* What is expected
Check each line of the entries for "организация" and report the ones that have it.
★ ★ ★
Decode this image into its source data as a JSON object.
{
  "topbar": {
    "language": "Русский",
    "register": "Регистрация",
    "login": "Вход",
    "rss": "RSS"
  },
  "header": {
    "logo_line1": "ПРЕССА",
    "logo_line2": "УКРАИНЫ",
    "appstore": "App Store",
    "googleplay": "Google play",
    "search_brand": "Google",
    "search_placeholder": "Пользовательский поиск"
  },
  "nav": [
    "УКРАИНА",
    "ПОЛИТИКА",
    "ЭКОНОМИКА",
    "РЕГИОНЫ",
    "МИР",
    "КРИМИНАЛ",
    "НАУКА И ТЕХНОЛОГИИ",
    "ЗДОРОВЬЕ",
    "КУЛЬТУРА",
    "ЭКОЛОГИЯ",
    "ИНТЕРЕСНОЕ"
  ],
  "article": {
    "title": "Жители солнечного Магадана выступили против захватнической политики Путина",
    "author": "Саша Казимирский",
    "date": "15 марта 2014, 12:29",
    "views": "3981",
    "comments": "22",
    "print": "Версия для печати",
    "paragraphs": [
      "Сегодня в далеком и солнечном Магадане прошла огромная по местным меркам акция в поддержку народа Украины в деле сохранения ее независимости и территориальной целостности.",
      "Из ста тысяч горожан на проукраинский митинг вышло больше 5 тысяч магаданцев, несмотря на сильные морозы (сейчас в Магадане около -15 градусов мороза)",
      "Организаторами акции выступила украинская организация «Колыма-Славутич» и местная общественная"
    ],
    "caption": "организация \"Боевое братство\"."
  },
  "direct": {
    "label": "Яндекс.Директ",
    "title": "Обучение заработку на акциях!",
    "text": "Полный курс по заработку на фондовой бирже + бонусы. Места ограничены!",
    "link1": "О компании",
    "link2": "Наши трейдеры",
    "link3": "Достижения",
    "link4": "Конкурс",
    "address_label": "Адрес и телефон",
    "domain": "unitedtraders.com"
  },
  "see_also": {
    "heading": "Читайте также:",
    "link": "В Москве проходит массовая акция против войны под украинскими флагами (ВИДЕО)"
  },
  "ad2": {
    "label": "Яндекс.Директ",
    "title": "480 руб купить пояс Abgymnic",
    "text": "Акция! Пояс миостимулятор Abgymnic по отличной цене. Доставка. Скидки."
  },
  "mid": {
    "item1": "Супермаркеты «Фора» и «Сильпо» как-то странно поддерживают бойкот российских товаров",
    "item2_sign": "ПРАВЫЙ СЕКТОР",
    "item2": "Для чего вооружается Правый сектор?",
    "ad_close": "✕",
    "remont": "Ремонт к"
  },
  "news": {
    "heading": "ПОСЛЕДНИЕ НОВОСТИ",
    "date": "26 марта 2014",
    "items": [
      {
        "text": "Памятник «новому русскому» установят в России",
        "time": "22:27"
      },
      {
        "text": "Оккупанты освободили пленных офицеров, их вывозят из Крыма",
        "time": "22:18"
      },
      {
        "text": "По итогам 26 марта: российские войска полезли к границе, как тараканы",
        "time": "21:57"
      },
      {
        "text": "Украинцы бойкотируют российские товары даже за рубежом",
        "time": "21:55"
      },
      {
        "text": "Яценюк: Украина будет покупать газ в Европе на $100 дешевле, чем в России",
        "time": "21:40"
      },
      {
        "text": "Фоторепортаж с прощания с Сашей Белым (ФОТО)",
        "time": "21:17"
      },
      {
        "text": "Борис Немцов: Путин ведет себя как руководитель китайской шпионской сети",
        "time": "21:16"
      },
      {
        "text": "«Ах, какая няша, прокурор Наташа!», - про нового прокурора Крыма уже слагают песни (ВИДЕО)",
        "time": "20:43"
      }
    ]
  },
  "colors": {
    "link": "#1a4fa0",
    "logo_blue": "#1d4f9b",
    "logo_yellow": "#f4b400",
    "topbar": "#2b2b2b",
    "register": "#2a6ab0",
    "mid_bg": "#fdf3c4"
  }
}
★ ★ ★
* Solution to this exercise
      "Организаторами акции выступила украинская организация «Колыма-Славутич» и местная общественная"
    "caption": "организация \"Боевое братство\"."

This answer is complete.